(Stored dataset items)

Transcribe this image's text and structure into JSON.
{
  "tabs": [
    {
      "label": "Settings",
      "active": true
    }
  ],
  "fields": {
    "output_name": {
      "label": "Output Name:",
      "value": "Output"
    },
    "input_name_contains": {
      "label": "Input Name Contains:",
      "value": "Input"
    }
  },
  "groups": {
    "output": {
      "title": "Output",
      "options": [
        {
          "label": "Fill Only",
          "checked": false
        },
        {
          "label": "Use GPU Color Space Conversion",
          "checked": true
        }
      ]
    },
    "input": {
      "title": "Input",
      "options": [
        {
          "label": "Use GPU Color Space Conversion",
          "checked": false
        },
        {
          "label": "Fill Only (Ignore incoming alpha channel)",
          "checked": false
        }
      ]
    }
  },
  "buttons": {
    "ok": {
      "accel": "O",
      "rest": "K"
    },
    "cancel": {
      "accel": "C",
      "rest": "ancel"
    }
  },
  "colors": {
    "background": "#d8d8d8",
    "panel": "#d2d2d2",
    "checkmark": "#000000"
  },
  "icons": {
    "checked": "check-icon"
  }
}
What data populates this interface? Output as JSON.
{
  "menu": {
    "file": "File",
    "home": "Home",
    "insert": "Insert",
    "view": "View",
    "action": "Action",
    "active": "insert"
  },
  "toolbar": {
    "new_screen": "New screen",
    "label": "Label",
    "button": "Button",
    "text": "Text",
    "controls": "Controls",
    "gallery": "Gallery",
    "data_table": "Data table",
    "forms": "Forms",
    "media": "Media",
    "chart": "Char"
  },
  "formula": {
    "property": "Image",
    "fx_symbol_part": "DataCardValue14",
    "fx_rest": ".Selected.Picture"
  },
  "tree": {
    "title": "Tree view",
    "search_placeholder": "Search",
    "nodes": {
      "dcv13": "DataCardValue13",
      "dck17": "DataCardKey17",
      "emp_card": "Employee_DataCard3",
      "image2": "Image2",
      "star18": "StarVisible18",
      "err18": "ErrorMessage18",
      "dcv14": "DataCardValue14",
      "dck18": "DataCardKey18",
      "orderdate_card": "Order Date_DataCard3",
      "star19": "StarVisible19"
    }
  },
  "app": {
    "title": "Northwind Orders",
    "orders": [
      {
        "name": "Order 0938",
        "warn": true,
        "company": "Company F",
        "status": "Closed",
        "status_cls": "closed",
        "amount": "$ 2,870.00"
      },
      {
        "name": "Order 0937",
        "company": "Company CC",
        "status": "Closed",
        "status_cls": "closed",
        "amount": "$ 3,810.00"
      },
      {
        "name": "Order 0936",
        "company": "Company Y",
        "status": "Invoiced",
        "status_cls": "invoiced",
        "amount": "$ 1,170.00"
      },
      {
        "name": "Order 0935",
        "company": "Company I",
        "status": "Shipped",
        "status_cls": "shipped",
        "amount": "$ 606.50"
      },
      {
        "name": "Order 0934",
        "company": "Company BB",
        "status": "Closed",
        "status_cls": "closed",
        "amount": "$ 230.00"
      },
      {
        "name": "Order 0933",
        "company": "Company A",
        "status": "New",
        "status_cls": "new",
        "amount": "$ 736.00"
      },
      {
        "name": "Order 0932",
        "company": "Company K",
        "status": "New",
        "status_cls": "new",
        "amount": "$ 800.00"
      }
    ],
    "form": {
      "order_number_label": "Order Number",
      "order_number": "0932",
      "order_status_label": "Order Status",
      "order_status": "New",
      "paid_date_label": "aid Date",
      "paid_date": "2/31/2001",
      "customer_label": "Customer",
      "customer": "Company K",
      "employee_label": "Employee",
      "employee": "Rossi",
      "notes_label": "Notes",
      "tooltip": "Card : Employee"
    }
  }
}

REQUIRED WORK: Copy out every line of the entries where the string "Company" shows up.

RESPONSE TO THE TASK:
        "company": "Company F",
        "company": "Company CC",
        "company": "Company Y",
        "company": "Company I",
        "company": "Company BB",
        "company": "Company A",
        "company": "Company K",
      "customer": "Company K",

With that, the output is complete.